*Work required*:
The output should be all lines of the entries below in which the word "title" occurs.

Recorded data
——————————

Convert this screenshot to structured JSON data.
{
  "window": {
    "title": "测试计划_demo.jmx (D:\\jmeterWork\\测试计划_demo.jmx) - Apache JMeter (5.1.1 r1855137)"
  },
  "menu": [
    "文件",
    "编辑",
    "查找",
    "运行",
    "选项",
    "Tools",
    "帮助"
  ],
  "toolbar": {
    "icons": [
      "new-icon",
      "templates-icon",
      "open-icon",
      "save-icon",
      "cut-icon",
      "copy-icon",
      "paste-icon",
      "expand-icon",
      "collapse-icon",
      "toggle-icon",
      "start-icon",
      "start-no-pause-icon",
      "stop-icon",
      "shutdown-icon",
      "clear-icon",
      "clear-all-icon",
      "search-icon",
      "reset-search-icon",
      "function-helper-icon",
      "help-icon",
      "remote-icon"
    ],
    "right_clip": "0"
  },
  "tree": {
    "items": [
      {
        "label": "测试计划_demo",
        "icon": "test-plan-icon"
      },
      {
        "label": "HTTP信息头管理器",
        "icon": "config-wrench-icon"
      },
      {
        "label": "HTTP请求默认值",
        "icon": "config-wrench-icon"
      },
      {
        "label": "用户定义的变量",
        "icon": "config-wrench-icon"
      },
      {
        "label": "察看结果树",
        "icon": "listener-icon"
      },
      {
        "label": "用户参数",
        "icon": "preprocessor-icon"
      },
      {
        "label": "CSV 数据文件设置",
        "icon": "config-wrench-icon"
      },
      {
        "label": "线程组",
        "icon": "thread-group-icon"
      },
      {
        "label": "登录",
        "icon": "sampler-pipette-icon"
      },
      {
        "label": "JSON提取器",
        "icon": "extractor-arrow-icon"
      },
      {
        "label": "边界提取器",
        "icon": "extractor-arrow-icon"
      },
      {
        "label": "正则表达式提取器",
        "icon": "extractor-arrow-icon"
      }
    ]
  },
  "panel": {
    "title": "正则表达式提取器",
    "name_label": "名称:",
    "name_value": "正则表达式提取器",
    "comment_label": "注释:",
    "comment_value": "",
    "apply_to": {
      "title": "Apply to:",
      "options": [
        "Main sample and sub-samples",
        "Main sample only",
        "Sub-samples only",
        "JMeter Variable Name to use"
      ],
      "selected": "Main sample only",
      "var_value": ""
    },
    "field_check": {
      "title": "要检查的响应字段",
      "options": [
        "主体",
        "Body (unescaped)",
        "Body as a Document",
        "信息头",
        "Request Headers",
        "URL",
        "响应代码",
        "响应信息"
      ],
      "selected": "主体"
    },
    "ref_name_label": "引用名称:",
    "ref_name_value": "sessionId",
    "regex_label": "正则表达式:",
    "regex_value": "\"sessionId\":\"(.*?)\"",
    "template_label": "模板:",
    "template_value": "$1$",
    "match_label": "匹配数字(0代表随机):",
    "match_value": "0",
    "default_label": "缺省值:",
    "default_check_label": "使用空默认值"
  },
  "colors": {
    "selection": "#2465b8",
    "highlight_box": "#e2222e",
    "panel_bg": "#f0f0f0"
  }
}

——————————

*Response*:
    "title": "测试计划_demo.jmx (D:\\jmeterWork\\测试计划_demo.jmx) - Apache JMeter (5.1.1 r1855137)"
    "title": "正则表达式提取器",
      "title": "Apply to:",
      "title": "要检查的响应字段",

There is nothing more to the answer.